In addition, roughly one in five UI undergraduates are first-in-family students, with many of these students hailing from rural Iowa. Students who are first in their family to attend college have retention and graduation rates below their peers who have family members with college experience. The First Gen Hawks (FGH) program looks to address this disparity through peer mentoring, experiential learning and individualized academic coaching. The UI will use the remaining $5 million of its $12 million request to fund the FGH program, which includes 250 scholarships for FGH students.
Iowa State University is requesting $12 million in incremental funding for five initiatives.
Like UI, Iowa State will use increased funding to assist first-generation students. This assistance includes scholarships and specialized academic support.
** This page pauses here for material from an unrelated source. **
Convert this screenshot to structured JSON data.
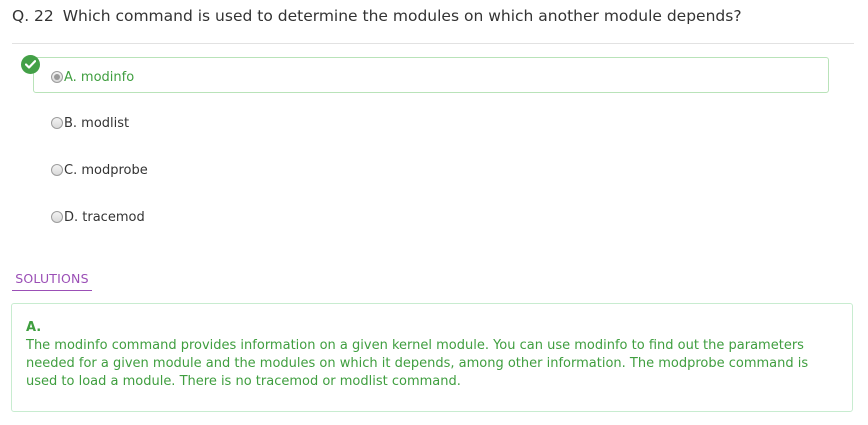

Additionally, ISU will use $4 million to prepare Iowa’s future-ready workforce by expanding degree and certificate programs for students in artificial intelligence, cybersecurity, computer science, computer engineering, data science, software engineering, and other high-demand technology areas.
Further, Additional resources will enable the university to expand mental health programs, such as Mental Health First Aid and the Question/Persuade/Refer suicide prevention program, and to re-launch its student counseling internship program. These initiatives, if funded, will help meet critical mental health needs both on-campus and statewide. Additional funding will also sustain valuable community and economic development programs to help rural communities thrive.
ISU and the Department of Energy’s Ames Laboratory are leaders in innovation in rare Earth metals. Iowa State will use $3 million in increased funding to maintain Iowa’s leadership in this area by accelerating research and supporting American industry to create resilient and secure supply chains for materials development and recycling.
Finally, $2 million of ISU’s request will be used to foster innovation in digital agriculture, biosciences and manufacturing.
The University of Northern Iowa is requesting $8 million for tuition differentiation and its educators for Iowa initiatives.
The average difference between regional comprehensive universities and public flagships is $3,484, nationally. UNI’s designated peers average $2,775 less in tuition and mandatory fees compared to the public flagship institutions in their states. This data indicates that UNI’s tuition and mandatory fees should be between $2,700 and $3,500 lower than that of the public research institutions in Iowa. Currently UNI’s tuition and fees are $832 lower than those of Iowa and Iowa State. The additional state investment of $4 million will help UNI honor its mission as an affordable education for Iowa families by holding tuition flat for the 2023-24 academic year.
In addition, UNI will use $4 million to address the growing teacher shortage in the state by scaling up current programs and increasing recruiting.